Yes, there were positive comments, too, but quite a number of people focused on the fact that the doctor’s religion should not have been presented as part of the story; that had he been called merely “an American doctor,” the commenters wouldn’t have taken such great exception with his positive and life-affirming work. Essentially, the overwhelming opinion of the commenters was that if you happen to belong to a hyphenate group, be it Jewish, Muslim, Black, or Hispanic, it should not figure in your American identity because, in some way, it lessens the importance of other Americans.
I suppose I am naïve. Although, in my life time, I have directly experienced anti-Semitism and even some benign, misguided joking at the expense of my religious and ethnic background(anyone who makes a JAP joke around me gets cut off at the knees), I have never experienced the virulence of this particular internet board and it was very, very disturbing and frightening. I understand that the anonymity of the internet gives some people the false courage to express their real thoughts under the guise of a computer avatar and a pseudonym. The fact that these are their real thoughts is what terrifies me. While intellectually I’ve always known that there are “haters” out there, cowardly bigots who express their anger and limited intelligence under the cover of their computer, to be confronted with multiple people attacking me and mine in such a nauseating way, is more than I can bear.
This experience taught me a few important things: 1) NBCNews.com moderators do not do their job very well, and let a lot of “hate speech” get through on their boards; 2) I’m afraid I will never again respond to a post that has to do with the accomplishments of any specific minority group, be it my own or another, because the “haters” are scary as well as stupid; 3) despite my own belief that people are people and should be celebrated for what they contribute to the fabric of America, there are far too many of our countrymen who do not see any hyphenate American as “genuine.”
I have lived all over this grand country of ours.

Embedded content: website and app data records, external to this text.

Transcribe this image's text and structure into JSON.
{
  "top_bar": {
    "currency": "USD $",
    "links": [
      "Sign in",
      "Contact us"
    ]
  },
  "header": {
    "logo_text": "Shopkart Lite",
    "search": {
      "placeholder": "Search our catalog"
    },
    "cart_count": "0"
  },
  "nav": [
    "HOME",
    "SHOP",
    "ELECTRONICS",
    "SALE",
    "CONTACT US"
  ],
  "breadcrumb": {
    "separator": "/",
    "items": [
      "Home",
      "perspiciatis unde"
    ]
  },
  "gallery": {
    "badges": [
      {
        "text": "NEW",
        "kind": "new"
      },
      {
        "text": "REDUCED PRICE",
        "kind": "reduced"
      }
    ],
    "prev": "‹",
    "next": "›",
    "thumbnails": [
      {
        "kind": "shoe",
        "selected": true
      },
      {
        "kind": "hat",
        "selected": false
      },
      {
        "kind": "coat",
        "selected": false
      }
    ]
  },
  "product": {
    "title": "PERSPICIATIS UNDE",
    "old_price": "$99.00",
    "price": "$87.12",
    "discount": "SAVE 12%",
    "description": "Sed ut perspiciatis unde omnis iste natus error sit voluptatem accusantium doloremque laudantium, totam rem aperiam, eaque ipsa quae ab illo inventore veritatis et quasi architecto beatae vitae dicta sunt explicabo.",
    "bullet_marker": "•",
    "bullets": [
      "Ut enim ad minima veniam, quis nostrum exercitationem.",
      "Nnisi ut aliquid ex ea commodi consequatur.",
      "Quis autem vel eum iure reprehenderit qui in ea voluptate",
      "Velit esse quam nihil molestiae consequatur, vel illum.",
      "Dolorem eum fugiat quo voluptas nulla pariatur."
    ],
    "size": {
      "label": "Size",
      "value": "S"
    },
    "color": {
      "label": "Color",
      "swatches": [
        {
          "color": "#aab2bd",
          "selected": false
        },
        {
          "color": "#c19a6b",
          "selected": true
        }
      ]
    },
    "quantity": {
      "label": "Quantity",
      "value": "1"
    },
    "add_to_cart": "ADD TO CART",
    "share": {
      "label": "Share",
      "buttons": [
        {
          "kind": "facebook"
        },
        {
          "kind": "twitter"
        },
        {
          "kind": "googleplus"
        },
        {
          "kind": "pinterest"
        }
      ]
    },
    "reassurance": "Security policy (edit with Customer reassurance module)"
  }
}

I have stood nose to nose with some of these “haters,” including the deli guy at my old supermarket in Denver who was a grand dragon of the Ku Klux Klan. Somehow, however, I retained a belief that there were far fewer of “them” than there were of “us,” people who believed to their very souls that the rich contributions of many people and many groups is what truly makes America great. Now, however, for the first time in my life, I have reason to believe that I am outnumbered and it makes me utterly despondent.
For now, I still take great pride in Dr. Rick Hodes, both as a Jew and as an American. He is, in Hebrew, a tzadik, a truly righteous man. Would that we would all aspire to this kind of humble greatness, in saving the world one good deed at a time. However, I doubt that I will ever again post Sam Levenson’s wonderful piece about the contributions of Jewish doctors and scientists because, obviously, it ticks bigots off to know that they owe their lives to people they hate. Far be it for me to give them a single additional reason to be more bigoted and narrow-minded than they already are.